Help: The best source of help for this course is the people directly involved in this course: your peers or myself, in class or during office hours.

Attendance: Attendance is expected and is reflected in individual and group participation. If you must be absent, please communicate with the instructor and YOUR GROUP before class or as soon as possible. Email is encouraged or or you may call our office at Young 825-2819 or Tintera 825-6028 and leave a message. We will return the communication with details of what you missed in class and any assignments.


Bransford, J. D., Brown, A. L., & Cocking, R. R. (Eds.). (2000). How People Learn: Brain, Mind, Experience, and School. Washington, DC: National Academies Press.

Driscoll, M. (2007). Fostering Geometric Thinking: A Guide for Teachers, Grades 5-10. Portsmouth, NH: Heineman.

National Council of Teachers of Mathematics. (2000). Principles and Standards of School Mathematics. Reston, VA: Author.

Rice Geometry Module Activities for Geometer's Sketchpad . [Online]

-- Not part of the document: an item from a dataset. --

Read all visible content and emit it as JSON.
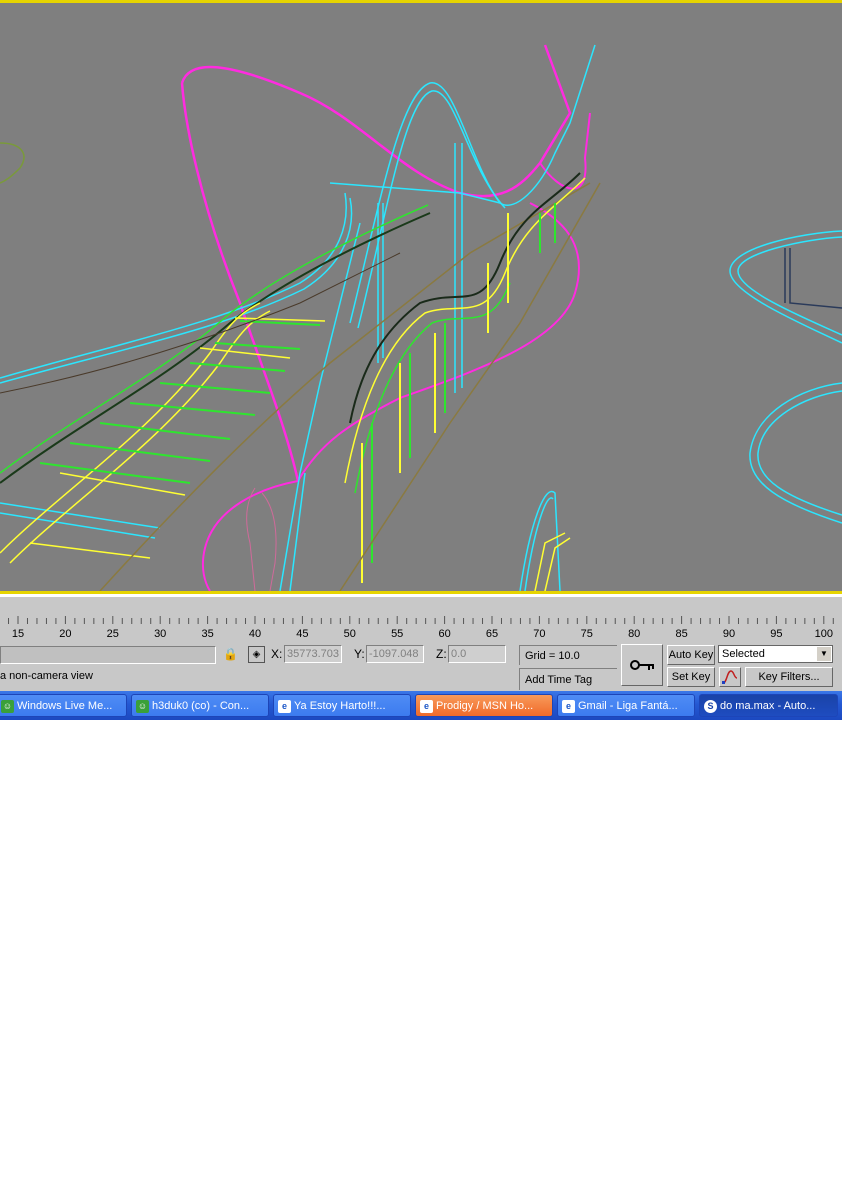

SBEC Technology Standards for Beginning Teachers. [Online]

Stronge, J. H. (2007). Qualities of Effective Teachers. Washington, DC: Association for Supervision & Curriculum Development.

Texas Essential Knowledge and Skills for Technology Applications. [Online]

Academic Honesty. University students are expected to conduct themselves in accordance with the highest standards of academic honesty. Academic misconduct for which a student is subject to penalty includes all forms of cheating, such as illicit possession of examinations or examination materials, forgery or plagiarism.

Notice to Students with Disabilities. Texas A&M University-Corpus Christi complies with the Americans with Disabilities Act in making reasonable accommodations for qualified students with disabilities. If you suspect that you may have a disability (physical impairment, learning disability, psychiatric disability, etc.), please contact the Services for Students with Disabilities Office, located in Driftwood 101, at 825-5816. If you need disability accommodations in this class, please see me as soon as possible.

Grade Appeal Process. As stated in University Rule 13.02.99.C2, Student Grade Appeals, a student who believes that he or she has not been held to appropriate academic standards as outlined in the class syllabus, equitable evaluation procedures, or appropriate grading, may appeal the final grade given in the course. The burden of proof is upon the student to demonstrate the appropriateness of the appeal. A student with a complaint about a grade is encouraged to first discuss the matter with the instructor. For complete details, including the responsibilities of the parties involved in the process and the number of days allowed for completing the steps in the process, see University Rule 13.02.99.C2, Student Grade Appeals, and University Procedure 13.02.99.C1.01, Student Grade Appeal Procedures. These documents are accessible through the University Rules Web site at For assistance and/or guidance in the grade appeal process, students may contact the Office of Student Affairs.